About this task - For each line below that contains the word "JSON", return that line.
[Given records]
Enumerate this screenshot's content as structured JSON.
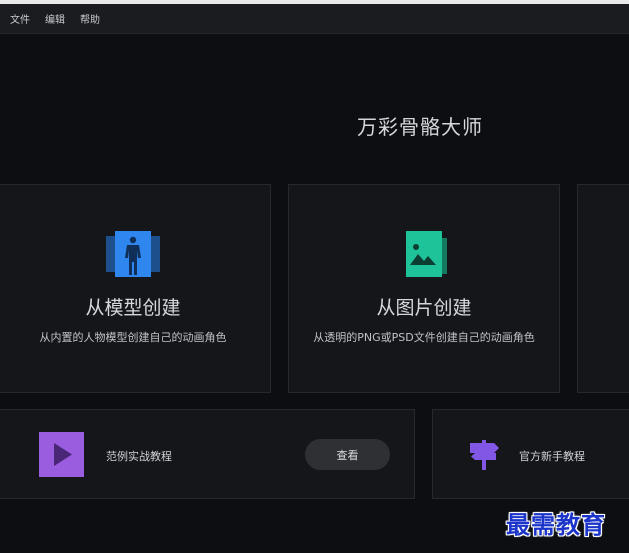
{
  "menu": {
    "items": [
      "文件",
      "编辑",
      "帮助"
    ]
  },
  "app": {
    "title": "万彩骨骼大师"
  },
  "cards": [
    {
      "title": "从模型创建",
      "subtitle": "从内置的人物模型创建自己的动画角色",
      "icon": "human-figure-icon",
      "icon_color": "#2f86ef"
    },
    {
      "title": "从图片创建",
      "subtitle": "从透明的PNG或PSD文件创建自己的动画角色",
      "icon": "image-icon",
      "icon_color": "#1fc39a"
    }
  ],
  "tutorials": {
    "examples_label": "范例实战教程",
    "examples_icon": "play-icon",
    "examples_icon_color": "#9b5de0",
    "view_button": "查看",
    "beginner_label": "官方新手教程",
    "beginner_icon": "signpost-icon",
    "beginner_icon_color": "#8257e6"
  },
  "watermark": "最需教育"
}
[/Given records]
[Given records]
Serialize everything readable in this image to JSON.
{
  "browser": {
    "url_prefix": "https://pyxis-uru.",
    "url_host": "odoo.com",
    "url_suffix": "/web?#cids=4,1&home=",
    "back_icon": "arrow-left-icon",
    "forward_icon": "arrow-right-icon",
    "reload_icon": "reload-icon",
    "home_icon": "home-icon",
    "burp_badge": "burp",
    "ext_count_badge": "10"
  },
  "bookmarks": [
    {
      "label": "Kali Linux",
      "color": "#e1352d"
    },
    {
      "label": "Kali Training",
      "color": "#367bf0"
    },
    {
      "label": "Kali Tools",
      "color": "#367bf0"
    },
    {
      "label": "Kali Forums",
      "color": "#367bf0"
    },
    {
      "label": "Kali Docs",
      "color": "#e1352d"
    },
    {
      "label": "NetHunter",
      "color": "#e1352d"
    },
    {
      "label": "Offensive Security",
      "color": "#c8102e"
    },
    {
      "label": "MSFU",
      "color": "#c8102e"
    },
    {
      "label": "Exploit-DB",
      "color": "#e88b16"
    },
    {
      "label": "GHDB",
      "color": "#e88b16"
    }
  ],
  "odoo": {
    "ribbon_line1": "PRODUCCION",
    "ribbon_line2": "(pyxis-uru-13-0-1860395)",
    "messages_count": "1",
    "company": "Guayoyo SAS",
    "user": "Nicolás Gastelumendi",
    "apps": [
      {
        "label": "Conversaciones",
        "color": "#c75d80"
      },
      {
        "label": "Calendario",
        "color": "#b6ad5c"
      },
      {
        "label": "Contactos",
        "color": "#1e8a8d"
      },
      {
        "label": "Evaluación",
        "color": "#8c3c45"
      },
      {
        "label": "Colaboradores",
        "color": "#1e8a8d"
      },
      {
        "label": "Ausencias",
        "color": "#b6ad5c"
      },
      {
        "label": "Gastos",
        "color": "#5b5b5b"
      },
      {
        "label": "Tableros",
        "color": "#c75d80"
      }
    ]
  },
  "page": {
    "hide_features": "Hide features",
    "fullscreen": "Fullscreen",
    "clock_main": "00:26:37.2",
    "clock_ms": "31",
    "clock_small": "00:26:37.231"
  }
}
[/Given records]
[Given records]
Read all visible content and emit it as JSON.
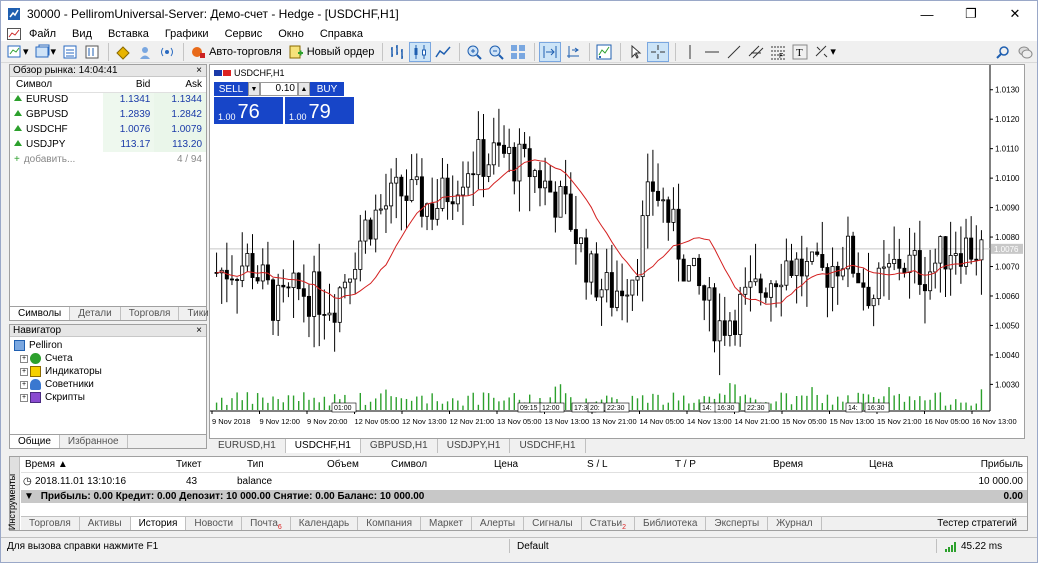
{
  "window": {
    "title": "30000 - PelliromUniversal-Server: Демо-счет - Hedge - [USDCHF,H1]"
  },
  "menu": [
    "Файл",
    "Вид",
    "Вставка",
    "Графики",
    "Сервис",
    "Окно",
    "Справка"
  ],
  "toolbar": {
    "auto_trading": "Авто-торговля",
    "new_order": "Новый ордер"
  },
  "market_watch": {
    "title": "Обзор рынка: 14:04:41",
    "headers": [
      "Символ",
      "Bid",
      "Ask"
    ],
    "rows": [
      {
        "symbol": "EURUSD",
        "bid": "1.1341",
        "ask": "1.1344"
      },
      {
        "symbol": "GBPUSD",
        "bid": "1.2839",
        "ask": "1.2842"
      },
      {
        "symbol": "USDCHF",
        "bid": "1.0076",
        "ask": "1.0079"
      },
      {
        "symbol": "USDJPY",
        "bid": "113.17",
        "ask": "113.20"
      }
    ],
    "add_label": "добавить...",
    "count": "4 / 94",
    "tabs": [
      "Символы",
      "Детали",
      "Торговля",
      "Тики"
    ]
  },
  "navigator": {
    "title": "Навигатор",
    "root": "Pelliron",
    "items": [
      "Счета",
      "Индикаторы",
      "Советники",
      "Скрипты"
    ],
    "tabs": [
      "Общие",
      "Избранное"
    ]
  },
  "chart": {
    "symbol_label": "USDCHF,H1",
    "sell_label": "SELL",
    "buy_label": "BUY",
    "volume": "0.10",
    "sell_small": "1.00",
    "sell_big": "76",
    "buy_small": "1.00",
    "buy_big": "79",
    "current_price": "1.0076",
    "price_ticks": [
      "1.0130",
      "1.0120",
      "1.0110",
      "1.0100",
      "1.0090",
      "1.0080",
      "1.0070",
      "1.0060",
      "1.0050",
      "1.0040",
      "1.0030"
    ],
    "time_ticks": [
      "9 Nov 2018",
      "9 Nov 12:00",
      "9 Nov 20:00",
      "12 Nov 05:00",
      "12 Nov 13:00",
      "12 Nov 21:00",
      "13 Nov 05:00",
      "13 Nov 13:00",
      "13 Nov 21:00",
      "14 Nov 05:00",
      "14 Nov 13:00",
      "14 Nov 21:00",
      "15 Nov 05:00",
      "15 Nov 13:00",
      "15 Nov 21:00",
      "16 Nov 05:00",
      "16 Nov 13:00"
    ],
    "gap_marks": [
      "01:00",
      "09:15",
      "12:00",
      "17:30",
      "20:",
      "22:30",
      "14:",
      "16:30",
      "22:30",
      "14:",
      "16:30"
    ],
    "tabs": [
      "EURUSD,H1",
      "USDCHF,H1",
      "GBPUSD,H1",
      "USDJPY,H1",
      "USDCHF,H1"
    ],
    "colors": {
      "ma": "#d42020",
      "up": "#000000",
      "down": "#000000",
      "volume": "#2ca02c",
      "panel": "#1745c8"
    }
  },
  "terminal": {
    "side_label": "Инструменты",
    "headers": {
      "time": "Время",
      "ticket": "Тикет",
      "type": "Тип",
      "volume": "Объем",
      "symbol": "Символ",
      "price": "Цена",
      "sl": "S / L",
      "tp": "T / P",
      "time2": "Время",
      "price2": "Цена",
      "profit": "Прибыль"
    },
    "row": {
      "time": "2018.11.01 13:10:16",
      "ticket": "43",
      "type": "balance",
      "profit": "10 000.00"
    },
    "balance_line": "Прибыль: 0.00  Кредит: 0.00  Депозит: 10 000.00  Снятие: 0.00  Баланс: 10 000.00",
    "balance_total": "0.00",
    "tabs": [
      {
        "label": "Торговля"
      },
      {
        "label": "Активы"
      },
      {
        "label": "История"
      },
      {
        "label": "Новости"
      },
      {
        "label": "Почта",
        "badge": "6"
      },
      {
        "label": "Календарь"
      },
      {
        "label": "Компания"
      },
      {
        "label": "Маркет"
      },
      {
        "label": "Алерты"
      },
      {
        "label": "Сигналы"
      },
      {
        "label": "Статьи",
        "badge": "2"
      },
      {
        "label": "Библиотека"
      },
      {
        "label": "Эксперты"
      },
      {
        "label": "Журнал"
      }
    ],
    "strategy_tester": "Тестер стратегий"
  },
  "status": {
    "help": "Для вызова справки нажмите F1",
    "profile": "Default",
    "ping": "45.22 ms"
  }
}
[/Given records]
Task solution -
Enumerate this screenshot's content as structured JSON.
Serialize everything readable in this image to JSON.
Read all visible content and emit it as JSON.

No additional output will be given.